To put a huge caveat on the whole thing, I don’t think it’s possible to put an exact order into place. It varies based on what stuff you’re purchasing, what’s happening in your life, and any other number of things. Plus, all of these decisions are linked together so it’s impossible to extricate them totally from each other.
If you say your hierarchy of decision-making factors never change, I urge you to think again. Inflexible thinking doesn’t help anyone.
But in general my hierarchy goes:

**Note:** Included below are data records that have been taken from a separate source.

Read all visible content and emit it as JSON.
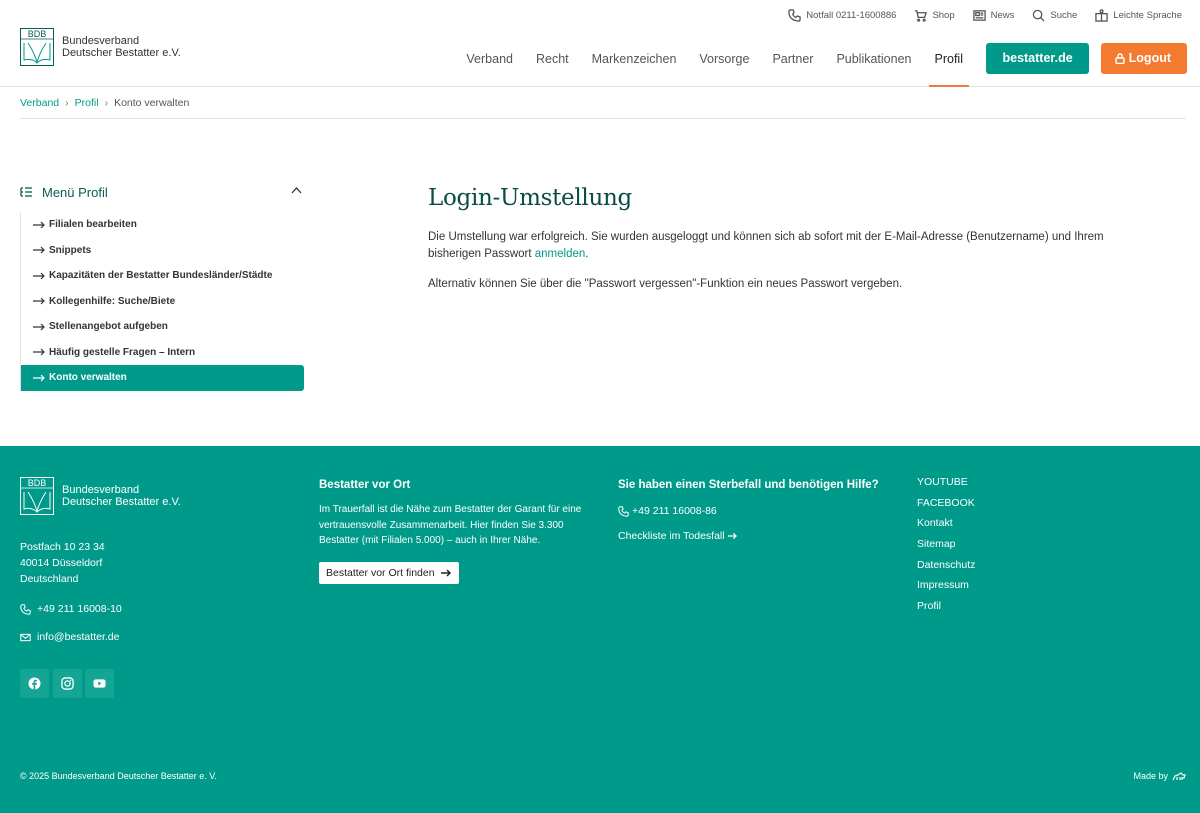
{
  "header": {
    "logo": {
      "mark": "BDB",
      "line1": "Bundesverband",
      "line2": "Deutscher Bestatter e.V."
    },
    "utility": [
      {
        "icon": "phone-icon",
        "label": "Notfall 0211-1600886"
      },
      {
        "icon": "cart-icon",
        "label": "Shop"
      },
      {
        "icon": "newspaper-icon",
        "label": "News"
      },
      {
        "icon": "search-icon",
        "label": "Suche"
      },
      {
        "icon": "easy-language-icon",
        "label": "Leichte Sprache"
      }
    ],
    "nav": [
      "Verband",
      "Recht",
      "Markenzeichen",
      "Vorsorge",
      "Partner",
      "Publikationen",
      "Profil"
    ],
    "active_nav": "Profil",
    "btn_site": "bestatter.de",
    "btn_logout": "Logout",
    "colors": {
      "teal": "#009a8a",
      "orange": "#f47a30"
    }
  },
  "breadcrumb": {
    "items": [
      "Verband",
      "Profil"
    ],
    "current": "Konto verwalten",
    "separator": "›"
  },
  "sidebar": {
    "title": "Menü Profil",
    "items": [
      "Filialen bearbeiten",
      "Snippets",
      "Kapazitäten der Bestatter Bundesländer/Städte",
      "Kollegenhilfe: Suche/Biete",
      "Stellenangebot aufgeben",
      "Häufig gestelle Fragen – Intern",
      "Konto verwalten"
    ],
    "active_index": 6
  },
  "main": {
    "title": "Login-Umstellung",
    "p1_before": "Die Umstellung war erfolgreich. Sie wurden ausgeloggt und können sich ab sofort mit der E-Mail-Adresse (Benutzername) und Ihrem bisherigen Passwort ",
    "p1_link": "anmelden",
    "p1_after": ".",
    "p2": "Alternativ können Sie über die \"Passwort vergessen\"-Funktion ein neues Passwort vergeben."
  },
  "footer": {
    "logo": {
      "mark": "BDB",
      "line1": "Bundesverband",
      "line2": "Deutscher Bestatter e.V."
    },
    "address": [
      "Postfach 10 23 34",
      "40014 Düsseldorf",
      "Deutschland"
    ],
    "phone": "+49 211 16008-10",
    "email": "info@bestatter.de",
    "socials": [
      "facebook-icon",
      "instagram-icon",
      "youtube-icon"
    ],
    "col2": {
      "heading": "Bestatter vor Ort",
      "text": "Im Trauerfall ist die Nähe zum Bestatter der Garant für eine vertrauensvolle Zusammenarbeit. Hier finden Sie 3.300 Bestatter (mit Filialen 5.000) – auch in Ihrer Nähe.",
      "button": "Bestatter vor Ort finden"
    },
    "col3": {
      "heading": "Sie haben einen Sterbefall und benötigen Hilfe?",
      "phone": "+49 211 16008-86",
      "checklist": "Checkliste im Todesfall"
    },
    "links": [
      "YOUTUBE",
      "FACEBOOK",
      "Kontakt",
      "Sitemap",
      "Datenschutz",
      "Impressum",
      "Profil"
    ],
    "copyright": "© 2025 Bundesverband Deutscher Bestatter e. V.",
    "madeby": "Made by"
  }
}
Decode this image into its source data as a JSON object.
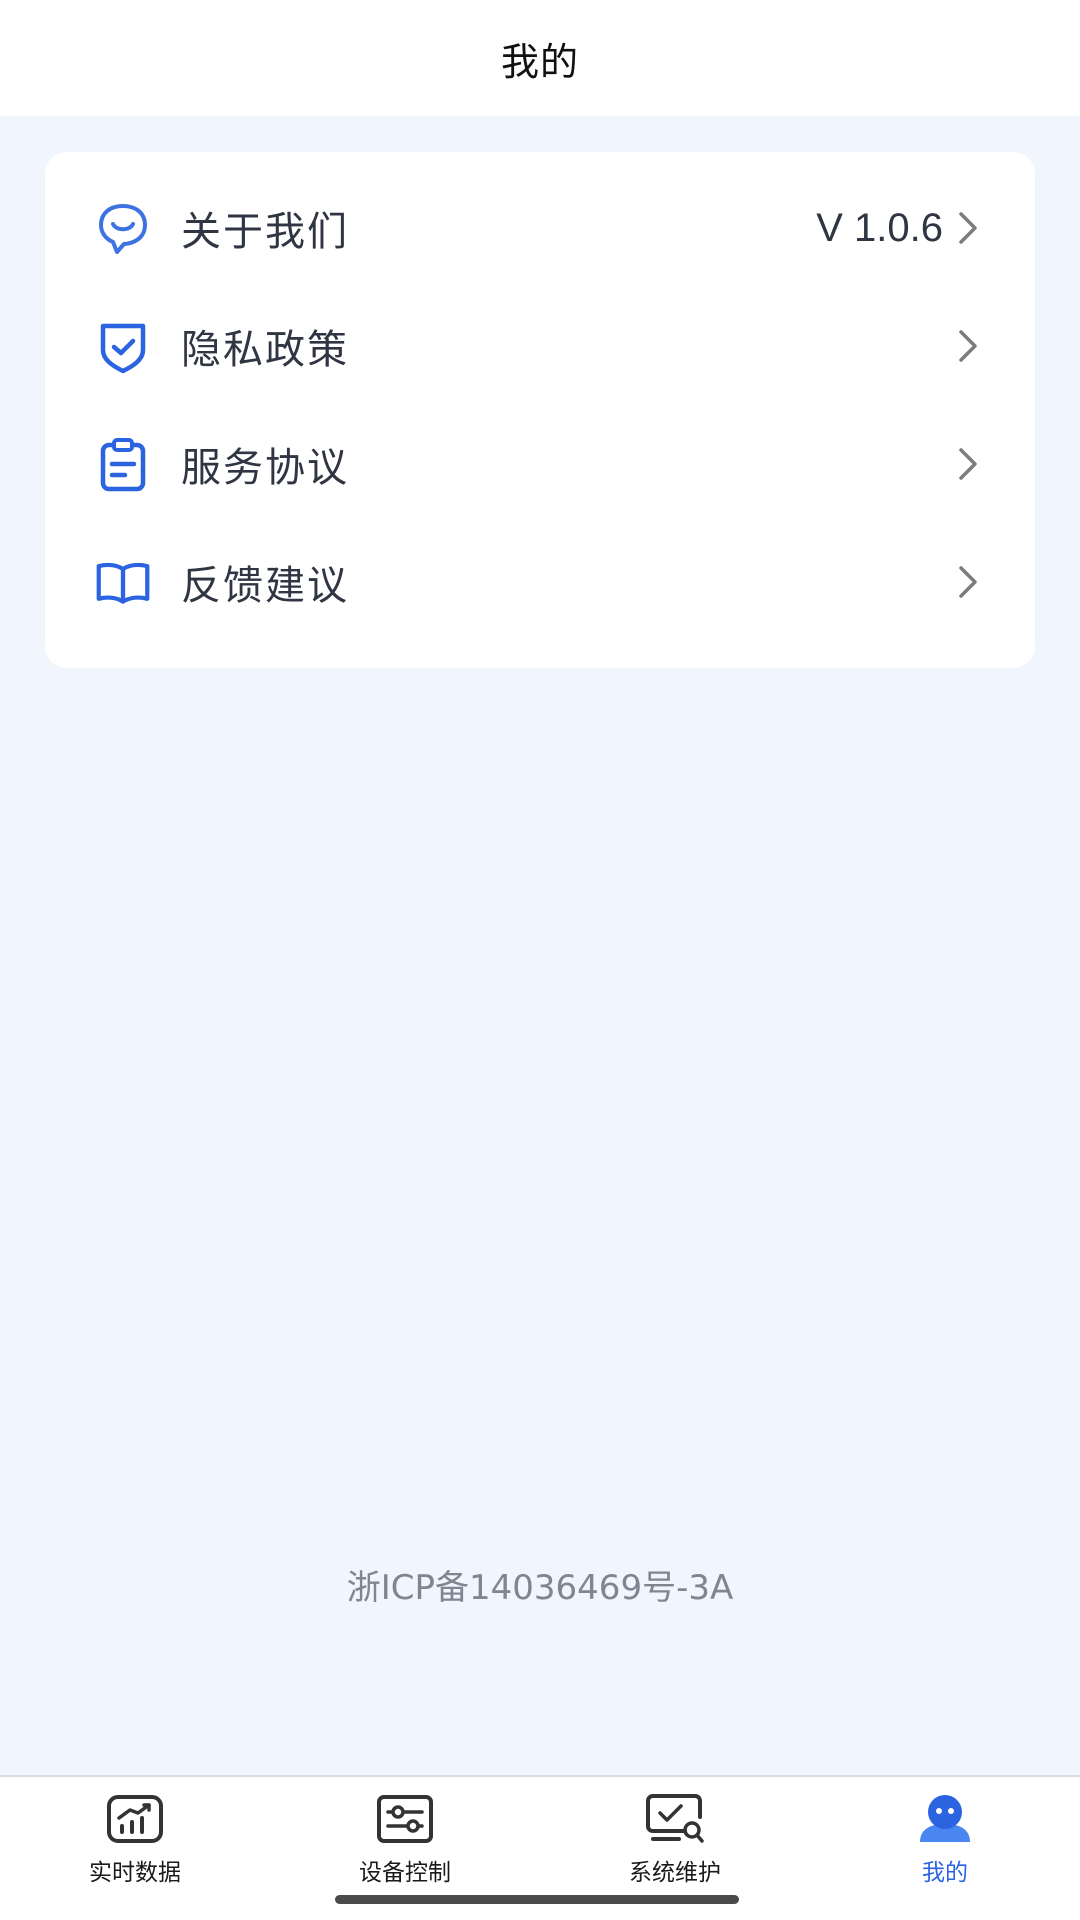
{
  "header": {
    "title": "我的"
  },
  "menu": {
    "items": [
      {
        "label": "关于我们",
        "value": "V 1.0.6",
        "icon": "chat-bubble-smile-icon"
      },
      {
        "label": "隐私政策",
        "value": "",
        "icon": "shield-check-icon"
      },
      {
        "label": "服务协议",
        "value": "",
        "icon": "clipboard-icon"
      },
      {
        "label": "反馈建议",
        "value": "",
        "icon": "open-book-icon"
      }
    ]
  },
  "footer": {
    "icp": "浙ICP备14036469号-3A"
  },
  "tabbar": {
    "tabs": [
      {
        "label": "实时数据",
        "icon": "realtime-chart-icon",
        "active": false
      },
      {
        "label": "设备控制",
        "icon": "sliders-control-icon",
        "active": false
      },
      {
        "label": "系统维护",
        "icon": "monitor-search-icon",
        "active": false
      },
      {
        "label": "我的",
        "icon": "user-profile-icon",
        "active": true
      }
    ]
  },
  "colors": {
    "accent": "#2b63e0",
    "page_background": "#f0f5fe",
    "text_primary": "#2f3542",
    "text_secondary": "#7f8591"
  }
}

- budget. At this time the practicalities of money ranks above everything else. When we have more disposable income, this will definitely change. But for now, we can’t make the ethical choices we want because of budget constraints. This also ties into zero waste, but for items I already have that I would not typically purchase. This would include my leather jacket from high school and the fur coats I received/bought second-hand while living in Russia.
- second-hand. Whenever possible, I choose second hand items. Clothing, home goods, really anything I prefer second-hand. That way I’m opting out of the traditional economy and removing myself from the factors I’d need to consider if I were buying new. Plus, buying second-hand exclusively allows me to shop from companies that treat their employees well and I don’t participate in an economy that values product over humanity.

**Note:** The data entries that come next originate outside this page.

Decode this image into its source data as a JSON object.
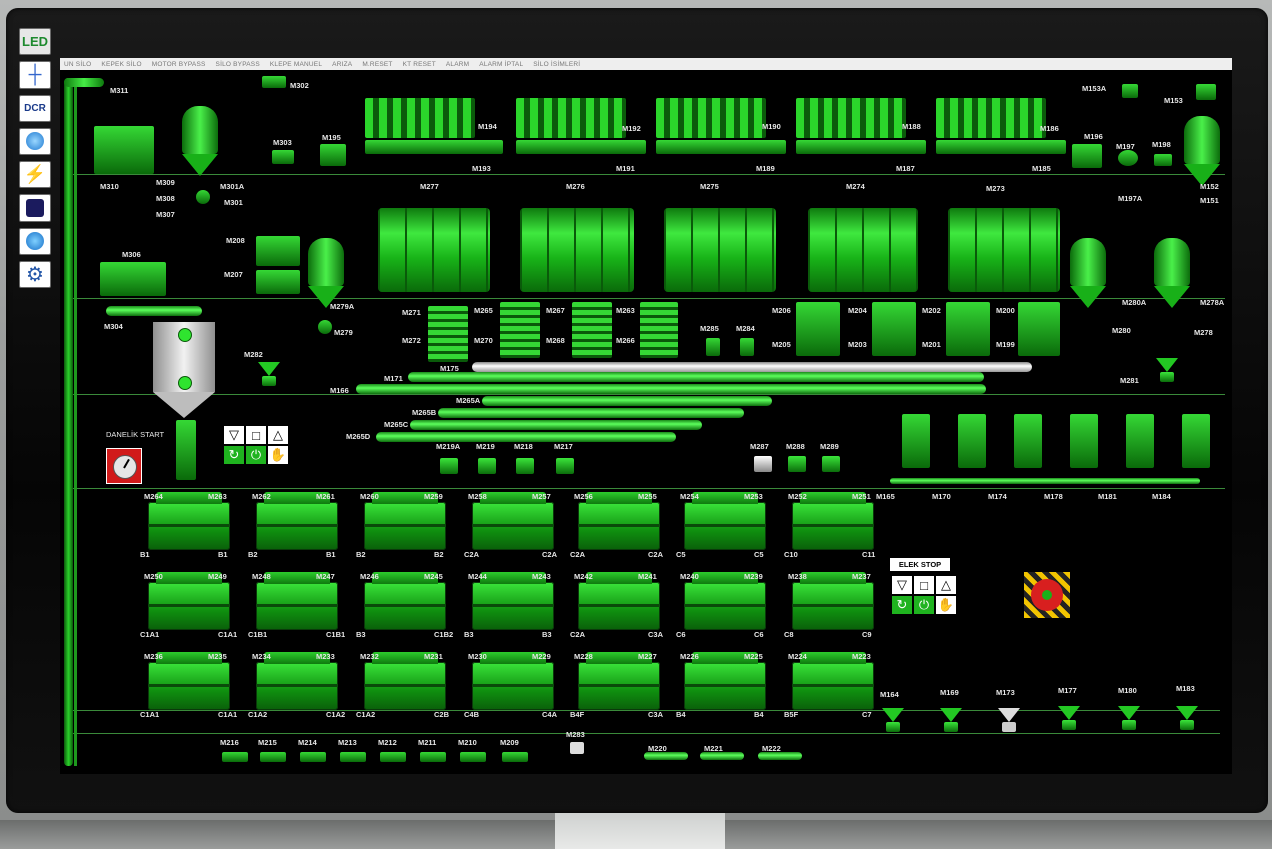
{
  "sidebar": {
    "led_label": "LED",
    "buttons": [
      "tower-icon",
      "dcr-icon",
      "globe-icon",
      "chart-icon",
      "panel-icon",
      "water-icon",
      "gear-icon"
    ]
  },
  "menu": [
    "UN SİLO",
    "KEPEK SİLO",
    "MOTOR BYPASS",
    "SİLO BYPASS",
    "KLEPE MANUEL",
    "ARIZA",
    "M.RESET",
    "KT RESET",
    "ALARM",
    "ALARM İPTAL",
    "SİLO İSİMLERİ"
  ],
  "controls": {
    "start_label": "DANELİK START",
    "stop_label": "ELEK STOP"
  },
  "labels": {
    "top": [
      "M311",
      "M302",
      "M303",
      "M195",
      "M194",
      "M193",
      "M192",
      "M191",
      "M190",
      "M189",
      "M188",
      "M187",
      "M186",
      "M185",
      "M196",
      "M197",
      "M198",
      "M153A",
      "M153",
      "M152",
      "M151",
      "M197A"
    ],
    "left": [
      "M310",
      "M309",
      "M308",
      "M307",
      "M301A",
      "M301",
      "M208",
      "M207",
      "M306",
      "M304",
      "M279A",
      "M279",
      "M282"
    ],
    "sifters": [
      "M277",
      "M276",
      "M275",
      "M274",
      "M273"
    ],
    "mid": [
      "M271",
      "M272",
      "M265",
      "M270",
      "M267",
      "M268",
      "M263",
      "M266",
      "M285",
      "M284",
      "M206",
      "M205",
      "M204",
      "M203",
      "M202",
      "M201",
      "M200",
      "M199",
      "M280A",
      "M280",
      "M278A",
      "M278",
      "M281"
    ],
    "rollers": [
      "M175",
      "M171",
      "M166",
      "M265A",
      "M265B",
      "M265C",
      "M265D"
    ],
    "small": [
      "M219A",
      "M219",
      "M218",
      "M217",
      "M287",
      "M288",
      "M289"
    ],
    "right_row": [
      "M165",
      "M170",
      "M174",
      "M178",
      "M181",
      "M184"
    ],
    "bottom": [
      "M216",
      "M215",
      "M214",
      "M213",
      "M212",
      "M211",
      "M210",
      "M209",
      "M283",
      "M220",
      "M221",
      "M222"
    ],
    "bottom_right": [
      "M164",
      "M169",
      "M173",
      "M177",
      "M180",
      "M183"
    ]
  },
  "mills": [
    {
      "l": "M264",
      "r": "M263",
      "bl": "B1",
      "br": "B1"
    },
    {
      "l": "M262",
      "r": "M261",
      "bl": "B2",
      "br": "B1"
    },
    {
      "l": "M260",
      "r": "M259",
      "bl": "B2",
      "br": "B2"
    },
    {
      "l": "M258",
      "r": "M257",
      "bl": "C2A",
      "br": "C2A"
    },
    {
      "l": "M256",
      "r": "M255",
      "bl": "C2A",
      "br": "C2A"
    },
    {
      "l": "M254",
      "r": "M253",
      "bl": "C5",
      "br": "C5"
    },
    {
      "l": "M252",
      "r": "M251",
      "bl": "C10",
      "br": "C11"
    },
    {
      "l": "M250",
      "r": "M249",
      "bl": "C1A1",
      "br": "C1A1"
    },
    {
      "l": "M248",
      "r": "M247",
      "bl": "C1B1",
      "br": "C1B1"
    },
    {
      "l": "M246",
      "r": "M245",
      "bl": "B3",
      "br": "C1B2"
    },
    {
      "l": "M244",
      "r": "M243",
      "bl": "B3",
      "br": "B3"
    },
    {
      "l": "M242",
      "r": "M241",
      "bl": "C2A",
      "br": "C3A"
    },
    {
      "l": "M240",
      "r": "M239",
      "bl": "C6",
      "br": "C6"
    },
    {
      "l": "M238",
      "r": "M237",
      "bl": "C8",
      "br": "C9"
    },
    {
      "l": "M236",
      "r": "M235",
      "bl": "C1A1",
      "br": "C1A1"
    },
    {
      "l": "M234",
      "r": "M233",
      "bl": "C1A2",
      "br": "C1A2"
    },
    {
      "l": "M232",
      "r": "M231",
      "bl": "C1A2",
      "br": "C2B"
    },
    {
      "l": "M230",
      "r": "M229",
      "bl": "C4B",
      "br": "C4A"
    },
    {
      "l": "M228",
      "r": "M227",
      "bl": "B4F",
      "br": "C3A"
    },
    {
      "l": "M226",
      "r": "M225",
      "bl": "B4",
      "br": "B4"
    },
    {
      "l": "M224",
      "r": "M223",
      "bl": "B5F",
      "br": "C7"
    }
  ]
}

- (local.) In parenthesis because it comes with a lot of restrictions. This is really about food, as I don’t live somewhere large enough that I could realistically source most things locally. I do value local, but it’s easier to focus on it in warmer months. Purchasing local in off-season is either cost prohibitive or impossible.
- zero waste. This is the funny thing about this hierarchy of factors – I would definitely consider zero waste to be my #1 option, but when I really stop to think, it actually falls below other considerations. Still, low-waste consumption is easily bundled into budget (refuse/reduce), second-hand (reuse), and local (low travel miles, often unpackaged).
- vegan. I have a lot of thoughts on veganism as a literal life-long vegetarian, but that’s for another post (or, realistically, not). I do value the reduction of animal products in people’s diets, but think veganism can lack nuance. We almost never purchase eggs, milk, or cheese from the store but I do consume it when my husband rescues it from the dumpster at his work. I’ve gotten hate for talking about it, but I’ve prioritized my values: waste reduction is above veganism.
How to create your own hierarchy
If you struggle to make decisions when consuming, I’d encourage you to sit down and create your own hierarchy of ethical factors. This exercise will take about 10 minutes. All you need is a pen and paper or a note-taking app.
- List all the factors you can think of when making an ethical decision. You can use my list above as a starting-off point, but there could definitely be many more.
- Circle the three factors you feel are most important. Look at your list and go by instinct to choose what three things are valuable to you when making an ethical decision.
- Consider your last 3-4 purchases. Did they align with the factors you just chose? If yes, great! If not, consider whether you made an incorrect purchase or if you actually have a hidden value that you hadn’t considered.
- As an additional step, consider writing down a list of clarifying questions you might ask companies while making a decision. For example, if you ranked zero waste as very important, you might list “what kind of packaging is this sent in?”. That way, you can shoot off a quick form e-mail to any company you want to purchase from whenever you’re making a decision.
Did this post spark any greater understanding of how to make ethical decisions for yourself – or make you more confused about your personal priorities? Let me know in the comments below your hierarchy of factors!